(Element data from apps and pages)
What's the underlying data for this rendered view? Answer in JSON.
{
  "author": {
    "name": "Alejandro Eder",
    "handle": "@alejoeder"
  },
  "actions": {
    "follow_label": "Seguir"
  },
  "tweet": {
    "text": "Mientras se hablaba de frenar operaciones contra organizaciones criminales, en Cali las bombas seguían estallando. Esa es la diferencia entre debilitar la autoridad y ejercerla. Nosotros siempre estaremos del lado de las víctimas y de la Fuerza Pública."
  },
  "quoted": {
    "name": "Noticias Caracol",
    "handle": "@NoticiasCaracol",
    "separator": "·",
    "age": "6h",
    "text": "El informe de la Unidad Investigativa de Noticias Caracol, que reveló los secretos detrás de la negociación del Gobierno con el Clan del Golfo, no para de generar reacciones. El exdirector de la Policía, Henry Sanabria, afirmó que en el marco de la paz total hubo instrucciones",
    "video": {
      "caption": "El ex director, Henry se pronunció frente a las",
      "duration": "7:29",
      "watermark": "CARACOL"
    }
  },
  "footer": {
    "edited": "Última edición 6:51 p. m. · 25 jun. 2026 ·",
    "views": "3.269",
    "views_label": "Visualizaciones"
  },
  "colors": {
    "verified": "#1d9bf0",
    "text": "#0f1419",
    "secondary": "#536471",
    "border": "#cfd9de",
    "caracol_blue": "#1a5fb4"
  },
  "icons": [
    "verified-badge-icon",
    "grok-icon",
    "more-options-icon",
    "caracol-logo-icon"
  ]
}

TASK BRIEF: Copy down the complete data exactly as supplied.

RESPONSE BELOW:
What's the underlying data for this rendered view? Answer in JSON.
{
  "author": {
    "name": "Alejandro Eder",
    "handle": "@alejoeder"
  },
  "actions": {
    "follow_label": "Seguir"
  },
  "tweet": {
    "text": "Mientras se hablaba de frenar operaciones contra organizaciones criminales, en Cali las bombas seguían estallando. Esa es la diferencia entre debilitar la autoridad y ejercerla. Nosotros siempre estaremos del lado de las víctimas y de la Fuerza Pública."
  },
  "quoted": {
    "name": "Noticias Caracol",
    "handle": "@NoticiasCaracol",
    "separator": "·",
    "age": "6h",
    "text": "El informe de la Unidad Investigativa de Noticias Caracol, que reveló los secretos detrás de la negociación del Gobierno con el Clan del Golfo, no para de generar reacciones. El exdirector de la Policía, Henry Sanabria, afirmó que en el marco de la paz total hubo instrucciones",
    "video": {
      "caption": "El ex director, Henry se pronunció frente a las",
      "duration": "7:29",
      "watermark": "CARACOL"
    }
  },
  "footer": {
    "edited": "Última edición 6:51 p. m. · 25 jun. 2026 ·",
    "views": "3.269",
    "views_label": "Visualizaciones"
  },
  "colors": {
    "verified": "#1d9bf0",
    "text": "#0f1419",
    "secondary": "#536471",
    "border": "#cfd9de",
    "caracol_blue": "#1a5fb4"
  },
  "icons": [
    "verified-badge-icon",
    "grok-icon",
    "more-options-icon",
    "caracol-logo-icon"
  ]
}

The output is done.